* [Problem description]: From the entries, return every line where the string "this" shows up.

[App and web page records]
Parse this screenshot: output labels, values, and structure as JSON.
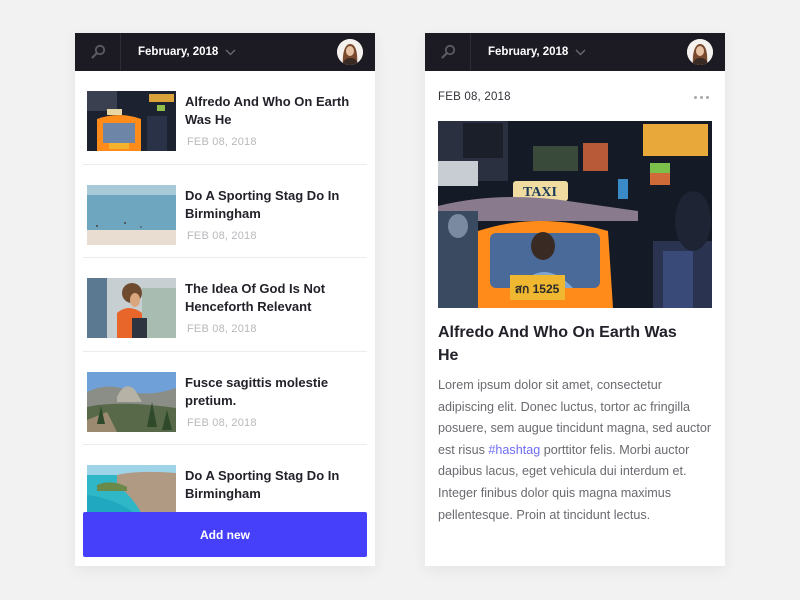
{
  "colors": {
    "topbar": "#1c1a23",
    "accent": "#4640fb",
    "hashtag": "#6e6cf2",
    "background": "#f2f2f3"
  },
  "left_screen": {
    "topbar": {
      "search_icon": "search-icon",
      "date_label": "February, 2018",
      "dropdown_icon": "chevron-down-icon",
      "avatar": "user-avatar"
    },
    "articles": [
      {
        "title": "Alfredo And Who On Earth Was He",
        "date": "FEB 08, 2018",
        "image": "taxi-night-street"
      },
      {
        "title": "Do A Sporting Stag Do In Birmingham",
        "date": "FEB 08, 2018",
        "image": "beach"
      },
      {
        "title": "The Idea Of God Is Not Henceforth Relevant",
        "date": "FEB 08, 2018",
        "image": "child"
      },
      {
        "title": "Fusce sagittis molestie pretium.",
        "date": "FEB 08, 2018",
        "image": "mountains"
      },
      {
        "title": "Do A Sporting Stag Do In Birmingham",
        "date": "",
        "image": "coast"
      }
    ],
    "add_button_label": "Add new"
  },
  "right_screen": {
    "topbar": {
      "search_icon": "search-icon",
      "date_label": "February, 2018",
      "dropdown_icon": "chevron-down-icon",
      "avatar": "user-avatar"
    },
    "article": {
      "date": "FEB 08, 2018",
      "more_icon": "more-horizontal-icon",
      "image": "taxi-night-street",
      "title": "Alfredo And Who On Earth Was He",
      "body_before": "Lorem ipsum dolor sit amet, consectetur adipiscing elit. Donec luctus, tortor ac fringilla posuere, sem augue tincidunt magna, sed auctor est risus ",
      "hashtag": "#hashtag",
      "body_after": " porttitor felis. Morbi auctor dapibus lacus, eget vehicula dui interdum et. Integer finibus dolor quis magna maximus pellentesque. Proin at tincidunt lectus."
    }
  }
}
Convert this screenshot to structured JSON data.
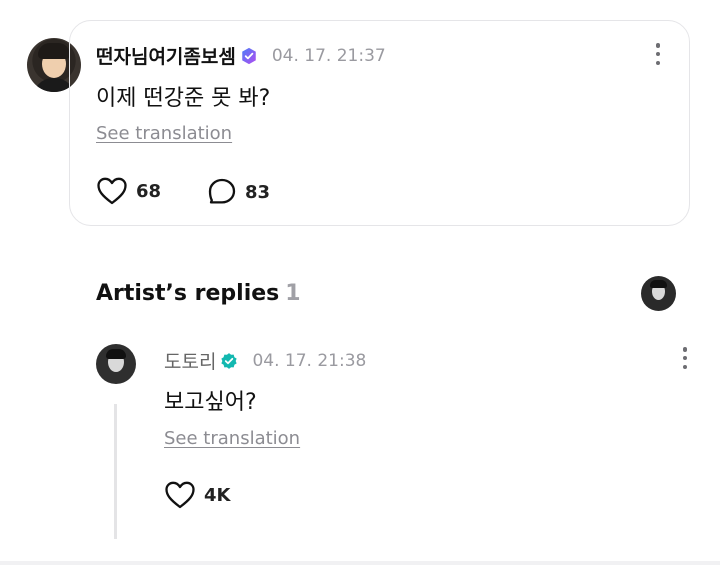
{
  "post": {
    "author": "떤자님여기좀보셈",
    "timestamp": "04. 17. 21:37",
    "text": "이제 떤강준 못 봐?",
    "translate_label": "See translation",
    "likes": "68",
    "comments": "83"
  },
  "artist_replies": {
    "title": "Artist’s replies",
    "count": "1",
    "reply": {
      "author": "도토리",
      "timestamp": "04. 17. 21:38",
      "text": "보고싶어?",
      "translate_label": "See translation",
      "likes": "4K"
    }
  },
  "colors": {
    "fan_badge": "#7b5cf0",
    "artist_badge": "#13b8b0",
    "muted_text": "#9a9aa0",
    "card_border": "#e5e5e8"
  },
  "icons": [
    "heart-icon",
    "comment-icon",
    "more-options-icon",
    "fan-verified-badge-icon",
    "artist-verified-badge-icon"
  ]
}
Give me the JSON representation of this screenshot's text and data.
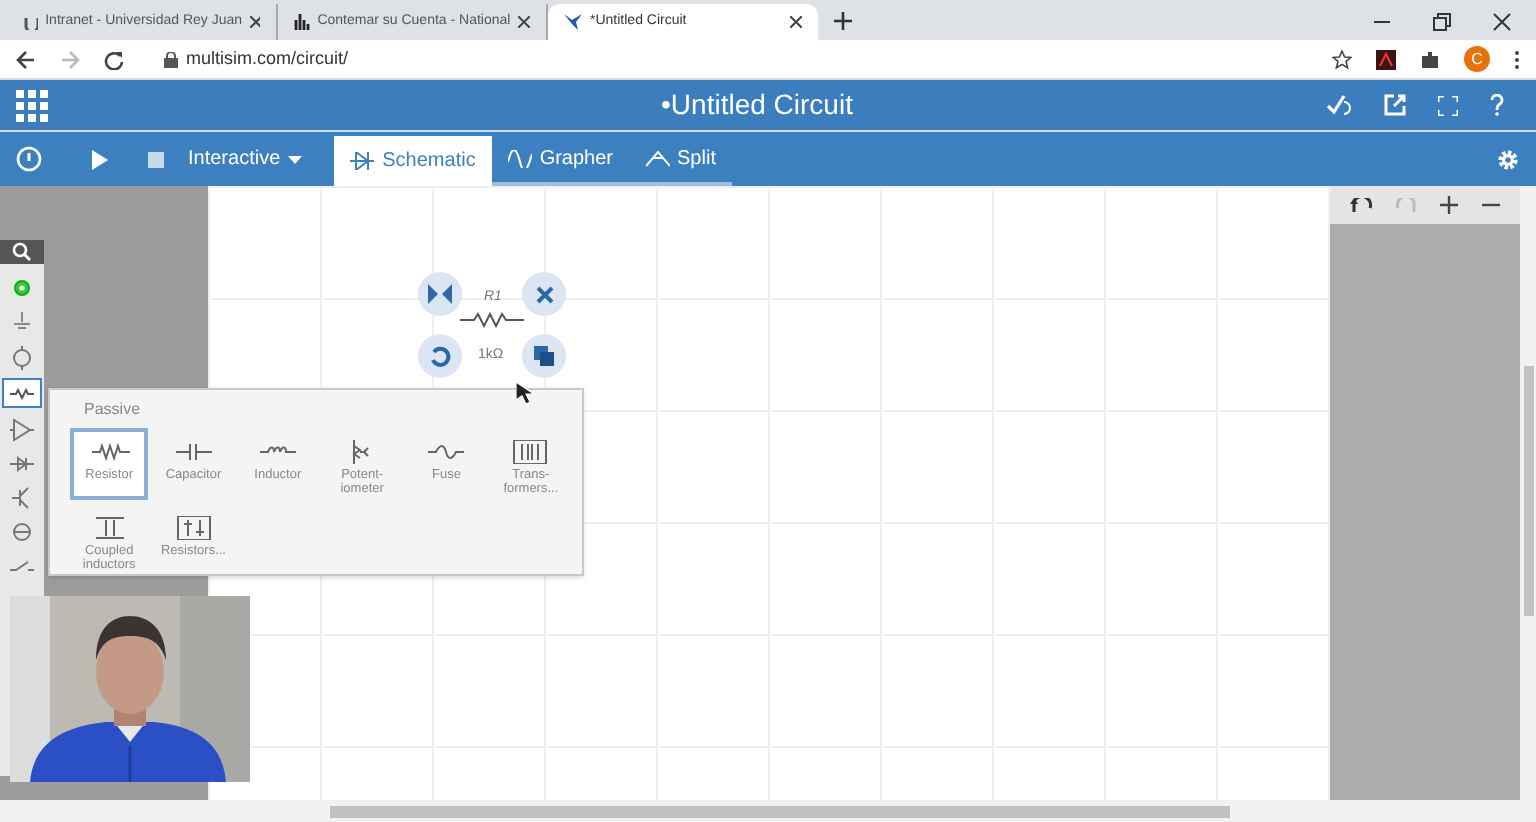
{
  "browser": {
    "tabs": [
      {
        "title": "Intranet - Universidad Rey Juan",
        "selected": false
      },
      {
        "title": "Contemar su Cuenta - National",
        "selected": false
      },
      {
        "title": "*Untitled Circuit",
        "selected": true
      }
    ],
    "url": "multisim.com/circuit/",
    "profile_initial": "C"
  },
  "app": {
    "title": "•Untitled Circuit",
    "toolbar": {
      "mode": "Interactive",
      "tabs": [
        {
          "label": "Schematic",
          "selected": true
        },
        {
          "label": "Grapher",
          "selected": false
        },
        {
          "label": "Split",
          "selected": false
        }
      ]
    },
    "component": {
      "ref": "R1",
      "value": "1kΩ"
    },
    "popup": {
      "title": "Passive",
      "items": [
        {
          "label": "Resistor",
          "selected": true
        },
        {
          "label": "Capacitor",
          "selected": false
        },
        {
          "label": "Inductor",
          "selected": false
        },
        {
          "label": "Potent-\niometer",
          "selected": false
        },
        {
          "label": "Fuse",
          "selected": false
        },
        {
          "label": "Trans-\nformers...",
          "selected": false
        },
        {
          "label": "Coupled\ninductors",
          "selected": false
        },
        {
          "label": "Resistors...",
          "selected": false
        }
      ]
    }
  }
}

* [Response]:
Parse this screenshot: output labels, values, and structure as JSON.
Convert this screenshot to structured JSON data.
Give me the JSON representation of this screenshot's text and data.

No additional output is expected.